If you do decide to use it for video conference, again, it’s going to be a below average experience, but it should get the job done. The battery life is one of the most important elements of any tablet and the user is now used to at least 7-8 hours of continuous use. The Vankyo MatrixPad Z1 has a 2,500 mAh non-removable Li-ion battery which can be recharged from 0 to 100 % in about 2 hours and 40 minutes, so there is no Fast Charging technology involved. Furthermore, I managed to get approximately 2 hours and a half of continuous video play and, after I left it over night, the tablet lost about 10% in ten hours, so it does have some decent power saving features.
I really tried my best to understand what is the targeted audience for this tablet and I do think that the best use would be for reading books, for running emulations (SNES or PS1 – either will run great on this tablet) and for some media consumption (Amazon Prime did run without any significant issues – just a bit of delay while navigating the interface) – but do keep in mind that the battery won’t allow you to enjoy the tablet for long. For anything else (gaming, productivity apps, multitasking and even video conferencing), you do need something better. Immediately after I opened the box, I could see that this was intended to be a direct competitor to the Amazon Fire 7, but it’s still a bit behind it in basically every chapter, so Vankyo either needs to cut the price to become more competitive or to release a refreshed version with better hardware (and I’m sure people are willing to spend a bit more for a smoother experience, yes, even those that are budget-conscious).

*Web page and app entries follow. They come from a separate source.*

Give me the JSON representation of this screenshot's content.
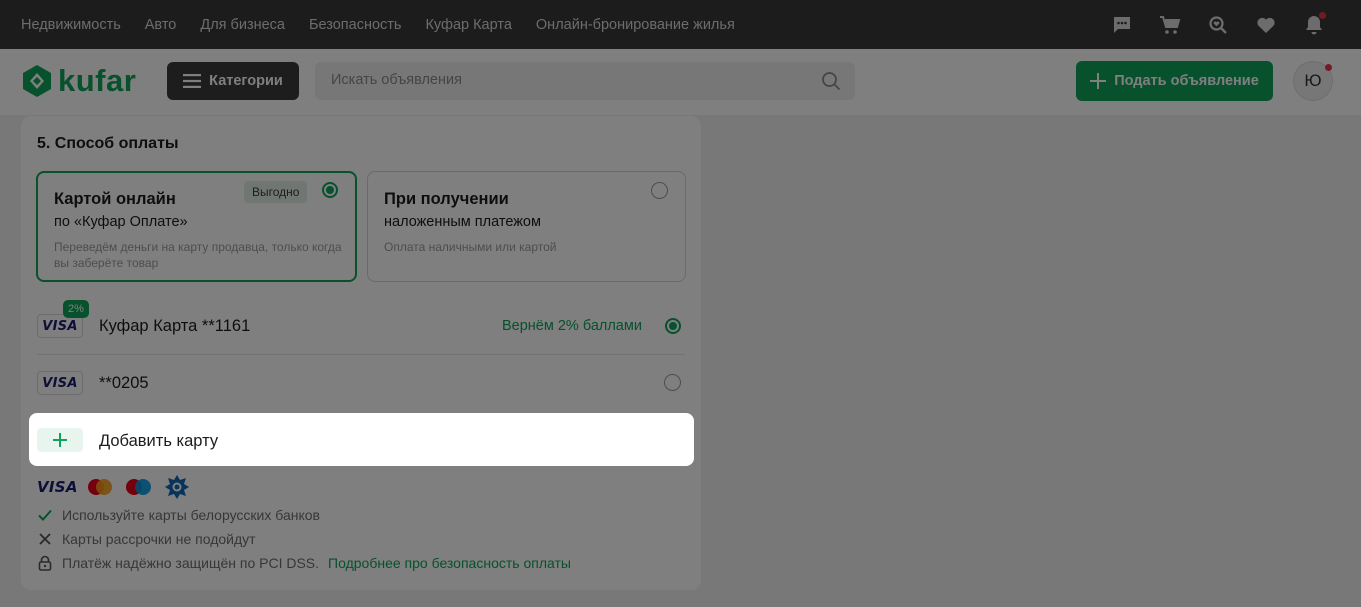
{
  "topbar": {
    "links": [
      "Недвижимость",
      "Авто",
      "Для бизнеса",
      "Безопасность",
      "Куфар Карта",
      "Онлайн-бронирование жилья"
    ],
    "icons": [
      "chat-icon",
      "cart-icon",
      "saved-search-icon",
      "favorites-heart-icon",
      "notifications-bell-icon"
    ]
  },
  "header": {
    "logo_text": "kufar",
    "categories_label": "Категории",
    "search_placeholder": "Искать объявления",
    "post_ad_label": "Подать объявление",
    "avatar_letter": "Ю"
  },
  "payment": {
    "section_title": "5. Способ оплаты",
    "options": [
      {
        "title": "Картой онлайн",
        "subtitle": "по «Куфар Оплате»",
        "description": "Переведём деньги на карту продавца, только когда вы заберёте товар",
        "badge": "Выгодно",
        "selected": true
      },
      {
        "title": "При получении",
        "subtitle": "наложенным платежом",
        "description": "Оплата наличными или картой",
        "selected": false
      }
    ],
    "cards": [
      {
        "brand": "VISA",
        "badge": "2%",
        "label": "Куфар Карта **1161",
        "cashback": "Вернём 2% баллами",
        "selected": true
      },
      {
        "brand": "VISA",
        "label": "**0205",
        "selected": false
      }
    ],
    "add_card": {
      "icon": "+",
      "label": "Добавить карту"
    },
    "accepted_brands": [
      "VISA",
      "mastercard-icon",
      "maestro-icon",
      "belkart-icon"
    ],
    "notes": [
      {
        "icon": "check-icon",
        "text": "Используйте карты белорусских банков"
      },
      {
        "icon": "cross-icon",
        "text": "Карты рассрочки не подойдут"
      },
      {
        "icon": "lock-icon",
        "text": "Платёж надёжно защищён по PCI DSS.",
        "link": "Подробнее про безопасность оплаты"
      }
    ]
  },
  "colors": {
    "brand_green": "#0ea35a",
    "topbar_bg": "#383838",
    "overlay": "rgba(0,0,0,0.5)",
    "notification_red": "#e9344a"
  }
}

Check the product here:
Vankyo MatrixPad Z1-
- Portable and lightweight
- No bloatware
- Great for reading books and for emulators (SNES, PS1)
- The WiFi connection is stable
- There's a microSD slot for additional storage
- The display is washed out
- You will experience constant delays
- The battery life is below average
- The cameras are also below average
- The speaker sounds tiny